Post-pandemic, when the Canadian Border Service Agency (CBSA) port is once again open to American flyers, and corporate clients like Gore Bay-headquartered Manitoulin Transport take to the skies again, he anticipates traffic could pick up further.

“Once we're past COVID and that activity resumes, then our numbers should be strong.” 

If there’s one disappointment for Colwell, it’s that the refurbishment project likely won't be completed in time to dovetail with the airport's 75th anniversary this year.

Opened in 1947, the facility has hosted its fair share of historical events, including celebrity visits by Gene Autry, the American crooner and actor better known as the “Singing Cowboy”, and former prime minister Pierre Elliot Trudeau.

Many of these memories are preserved in photographs and other ephemera that's been gathered into Colwell's personal collection of airport memorabilia, which he hopes, at some point, to fashion into some kind of celebratory display.

In the meantime, he's already working on additional airport projects — building more hangars, and attracting aircraft maintenance and flight training services — to capitalize on the airport's momentum.

“I'm quite confident that once we get all the enhancements in place, that will fuel the fire of increased activity,” he said.

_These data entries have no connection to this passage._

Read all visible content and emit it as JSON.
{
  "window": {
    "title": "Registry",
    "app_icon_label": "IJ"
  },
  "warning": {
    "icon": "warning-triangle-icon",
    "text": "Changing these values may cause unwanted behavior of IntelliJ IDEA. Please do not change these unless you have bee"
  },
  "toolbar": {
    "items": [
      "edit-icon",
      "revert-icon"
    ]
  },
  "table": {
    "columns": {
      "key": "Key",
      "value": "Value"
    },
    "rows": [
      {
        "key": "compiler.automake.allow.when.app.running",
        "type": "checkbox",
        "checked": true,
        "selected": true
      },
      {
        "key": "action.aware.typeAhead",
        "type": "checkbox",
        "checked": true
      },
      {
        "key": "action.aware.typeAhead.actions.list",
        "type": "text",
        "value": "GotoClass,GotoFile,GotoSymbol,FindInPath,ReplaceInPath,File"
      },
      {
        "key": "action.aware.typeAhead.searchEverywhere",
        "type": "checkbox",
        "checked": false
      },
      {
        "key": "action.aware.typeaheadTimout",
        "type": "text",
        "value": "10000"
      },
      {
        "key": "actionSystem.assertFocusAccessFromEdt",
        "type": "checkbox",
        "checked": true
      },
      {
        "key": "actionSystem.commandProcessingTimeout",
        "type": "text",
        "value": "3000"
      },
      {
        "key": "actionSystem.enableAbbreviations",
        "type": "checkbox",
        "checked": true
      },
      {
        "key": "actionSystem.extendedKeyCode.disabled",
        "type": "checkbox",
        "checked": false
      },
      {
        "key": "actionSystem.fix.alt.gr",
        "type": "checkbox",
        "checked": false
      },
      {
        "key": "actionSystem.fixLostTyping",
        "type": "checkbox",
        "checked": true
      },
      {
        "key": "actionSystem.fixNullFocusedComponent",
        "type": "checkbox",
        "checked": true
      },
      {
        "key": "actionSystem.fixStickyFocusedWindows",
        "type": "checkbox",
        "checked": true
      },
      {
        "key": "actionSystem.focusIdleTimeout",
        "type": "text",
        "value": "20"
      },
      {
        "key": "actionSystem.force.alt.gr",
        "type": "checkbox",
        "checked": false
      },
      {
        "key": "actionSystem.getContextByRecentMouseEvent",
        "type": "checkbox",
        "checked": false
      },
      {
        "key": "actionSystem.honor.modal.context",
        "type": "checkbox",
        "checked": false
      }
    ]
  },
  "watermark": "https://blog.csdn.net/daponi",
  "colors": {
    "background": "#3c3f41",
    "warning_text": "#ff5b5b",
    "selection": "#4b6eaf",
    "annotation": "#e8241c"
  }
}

“As I've said to my board, brace for the future, because I'm just getting warmed up.”